[[ Record extracts open ]]

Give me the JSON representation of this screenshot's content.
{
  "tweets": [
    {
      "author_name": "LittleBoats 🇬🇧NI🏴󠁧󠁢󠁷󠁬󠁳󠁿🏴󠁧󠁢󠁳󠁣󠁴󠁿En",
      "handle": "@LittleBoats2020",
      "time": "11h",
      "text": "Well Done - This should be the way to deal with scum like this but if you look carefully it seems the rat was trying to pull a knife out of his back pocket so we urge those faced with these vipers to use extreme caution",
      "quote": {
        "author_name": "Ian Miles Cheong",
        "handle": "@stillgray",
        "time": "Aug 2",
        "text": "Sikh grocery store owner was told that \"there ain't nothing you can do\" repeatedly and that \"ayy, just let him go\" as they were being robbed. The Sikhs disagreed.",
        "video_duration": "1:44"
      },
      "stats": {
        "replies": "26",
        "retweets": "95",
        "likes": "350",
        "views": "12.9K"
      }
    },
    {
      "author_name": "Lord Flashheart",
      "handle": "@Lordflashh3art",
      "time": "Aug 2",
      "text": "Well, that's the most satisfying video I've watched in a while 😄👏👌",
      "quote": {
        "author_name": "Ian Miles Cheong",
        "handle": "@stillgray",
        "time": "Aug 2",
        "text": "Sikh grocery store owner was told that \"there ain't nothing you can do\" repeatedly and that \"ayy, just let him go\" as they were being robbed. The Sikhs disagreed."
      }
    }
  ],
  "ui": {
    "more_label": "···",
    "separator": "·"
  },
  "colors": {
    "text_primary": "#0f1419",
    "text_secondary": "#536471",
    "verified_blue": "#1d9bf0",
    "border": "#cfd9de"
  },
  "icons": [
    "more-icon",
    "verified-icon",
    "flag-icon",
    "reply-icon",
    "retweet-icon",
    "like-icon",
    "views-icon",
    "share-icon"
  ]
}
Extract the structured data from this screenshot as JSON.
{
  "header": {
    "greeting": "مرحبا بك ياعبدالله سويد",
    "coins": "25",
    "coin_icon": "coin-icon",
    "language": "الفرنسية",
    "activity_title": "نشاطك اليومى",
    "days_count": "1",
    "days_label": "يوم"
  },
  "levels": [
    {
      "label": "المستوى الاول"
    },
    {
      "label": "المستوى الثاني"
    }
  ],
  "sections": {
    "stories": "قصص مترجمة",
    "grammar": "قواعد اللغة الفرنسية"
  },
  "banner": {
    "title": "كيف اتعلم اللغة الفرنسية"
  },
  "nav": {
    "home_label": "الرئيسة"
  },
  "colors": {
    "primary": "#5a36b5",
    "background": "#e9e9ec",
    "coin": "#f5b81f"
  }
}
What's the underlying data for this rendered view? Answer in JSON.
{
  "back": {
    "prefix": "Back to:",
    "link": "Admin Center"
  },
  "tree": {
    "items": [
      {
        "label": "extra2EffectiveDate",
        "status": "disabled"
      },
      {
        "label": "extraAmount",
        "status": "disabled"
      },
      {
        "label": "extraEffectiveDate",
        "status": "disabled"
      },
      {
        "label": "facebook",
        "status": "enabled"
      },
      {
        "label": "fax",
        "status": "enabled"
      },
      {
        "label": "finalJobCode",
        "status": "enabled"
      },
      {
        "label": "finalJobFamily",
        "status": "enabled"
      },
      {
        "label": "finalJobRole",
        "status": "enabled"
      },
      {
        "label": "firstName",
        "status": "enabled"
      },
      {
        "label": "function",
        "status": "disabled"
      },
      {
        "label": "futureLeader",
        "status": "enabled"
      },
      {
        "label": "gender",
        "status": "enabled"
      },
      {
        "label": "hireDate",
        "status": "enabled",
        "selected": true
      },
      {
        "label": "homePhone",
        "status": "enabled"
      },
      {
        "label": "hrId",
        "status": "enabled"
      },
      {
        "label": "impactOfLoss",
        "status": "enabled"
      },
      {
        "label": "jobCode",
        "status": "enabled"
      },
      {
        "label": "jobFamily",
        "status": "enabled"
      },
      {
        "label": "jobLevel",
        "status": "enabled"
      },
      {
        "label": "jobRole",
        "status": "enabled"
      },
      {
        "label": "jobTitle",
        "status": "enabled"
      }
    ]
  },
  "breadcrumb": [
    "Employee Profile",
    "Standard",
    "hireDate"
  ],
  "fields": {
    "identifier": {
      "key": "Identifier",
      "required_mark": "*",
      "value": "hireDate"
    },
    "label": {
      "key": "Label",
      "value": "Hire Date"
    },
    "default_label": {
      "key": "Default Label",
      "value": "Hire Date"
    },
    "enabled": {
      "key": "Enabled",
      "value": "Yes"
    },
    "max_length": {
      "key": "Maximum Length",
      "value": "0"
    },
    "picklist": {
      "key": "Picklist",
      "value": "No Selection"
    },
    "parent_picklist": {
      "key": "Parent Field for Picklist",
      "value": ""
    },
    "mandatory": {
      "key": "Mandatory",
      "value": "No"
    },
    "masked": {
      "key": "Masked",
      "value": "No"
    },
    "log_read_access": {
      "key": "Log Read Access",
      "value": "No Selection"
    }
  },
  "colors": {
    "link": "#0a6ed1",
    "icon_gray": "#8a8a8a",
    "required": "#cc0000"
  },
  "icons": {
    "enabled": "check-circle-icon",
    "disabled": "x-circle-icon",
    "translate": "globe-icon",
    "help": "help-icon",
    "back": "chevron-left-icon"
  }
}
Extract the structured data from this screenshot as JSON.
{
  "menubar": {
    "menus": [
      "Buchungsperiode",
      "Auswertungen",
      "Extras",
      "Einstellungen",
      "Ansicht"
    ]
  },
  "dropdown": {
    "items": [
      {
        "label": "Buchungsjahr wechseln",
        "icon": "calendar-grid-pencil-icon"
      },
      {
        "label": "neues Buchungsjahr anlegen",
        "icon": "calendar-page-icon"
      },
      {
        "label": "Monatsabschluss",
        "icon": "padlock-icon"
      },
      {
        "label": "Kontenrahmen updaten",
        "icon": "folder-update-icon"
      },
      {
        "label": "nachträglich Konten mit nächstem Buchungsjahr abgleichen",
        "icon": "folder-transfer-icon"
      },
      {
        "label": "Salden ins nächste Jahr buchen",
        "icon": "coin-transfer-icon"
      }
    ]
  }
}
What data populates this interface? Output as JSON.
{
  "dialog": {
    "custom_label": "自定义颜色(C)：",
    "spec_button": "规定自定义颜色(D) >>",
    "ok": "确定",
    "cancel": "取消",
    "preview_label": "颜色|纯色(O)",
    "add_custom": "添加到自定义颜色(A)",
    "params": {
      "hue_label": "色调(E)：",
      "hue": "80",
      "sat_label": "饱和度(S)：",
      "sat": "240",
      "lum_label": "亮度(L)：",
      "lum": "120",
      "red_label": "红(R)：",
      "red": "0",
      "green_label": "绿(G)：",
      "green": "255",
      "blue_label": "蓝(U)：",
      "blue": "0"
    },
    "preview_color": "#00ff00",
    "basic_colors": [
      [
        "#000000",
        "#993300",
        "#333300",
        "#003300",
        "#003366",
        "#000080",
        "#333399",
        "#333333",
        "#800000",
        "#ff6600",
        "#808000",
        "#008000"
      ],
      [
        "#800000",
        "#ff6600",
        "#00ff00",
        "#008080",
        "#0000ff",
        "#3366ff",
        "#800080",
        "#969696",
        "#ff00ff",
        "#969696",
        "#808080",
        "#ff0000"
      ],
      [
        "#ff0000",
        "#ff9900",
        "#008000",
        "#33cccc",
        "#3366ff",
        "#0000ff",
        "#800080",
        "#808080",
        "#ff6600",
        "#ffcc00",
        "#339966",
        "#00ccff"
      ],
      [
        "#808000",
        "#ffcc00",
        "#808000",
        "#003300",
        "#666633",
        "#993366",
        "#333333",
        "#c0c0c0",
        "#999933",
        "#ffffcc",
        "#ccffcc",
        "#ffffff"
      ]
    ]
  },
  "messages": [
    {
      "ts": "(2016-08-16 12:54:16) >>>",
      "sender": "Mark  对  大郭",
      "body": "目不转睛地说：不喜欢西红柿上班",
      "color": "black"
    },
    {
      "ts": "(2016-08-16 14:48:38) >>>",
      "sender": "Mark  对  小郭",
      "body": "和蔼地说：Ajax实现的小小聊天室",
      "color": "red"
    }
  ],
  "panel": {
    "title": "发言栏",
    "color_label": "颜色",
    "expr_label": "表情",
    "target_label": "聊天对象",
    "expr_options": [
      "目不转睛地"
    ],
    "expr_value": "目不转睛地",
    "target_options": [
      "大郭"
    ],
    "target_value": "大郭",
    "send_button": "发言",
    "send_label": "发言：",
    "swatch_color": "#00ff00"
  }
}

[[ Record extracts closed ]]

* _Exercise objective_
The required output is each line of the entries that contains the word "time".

* _Solution for this task_
      "time": "11h",
        "time": "Aug 2",
      "time": "Aug 2",
        "time": "Aug 2",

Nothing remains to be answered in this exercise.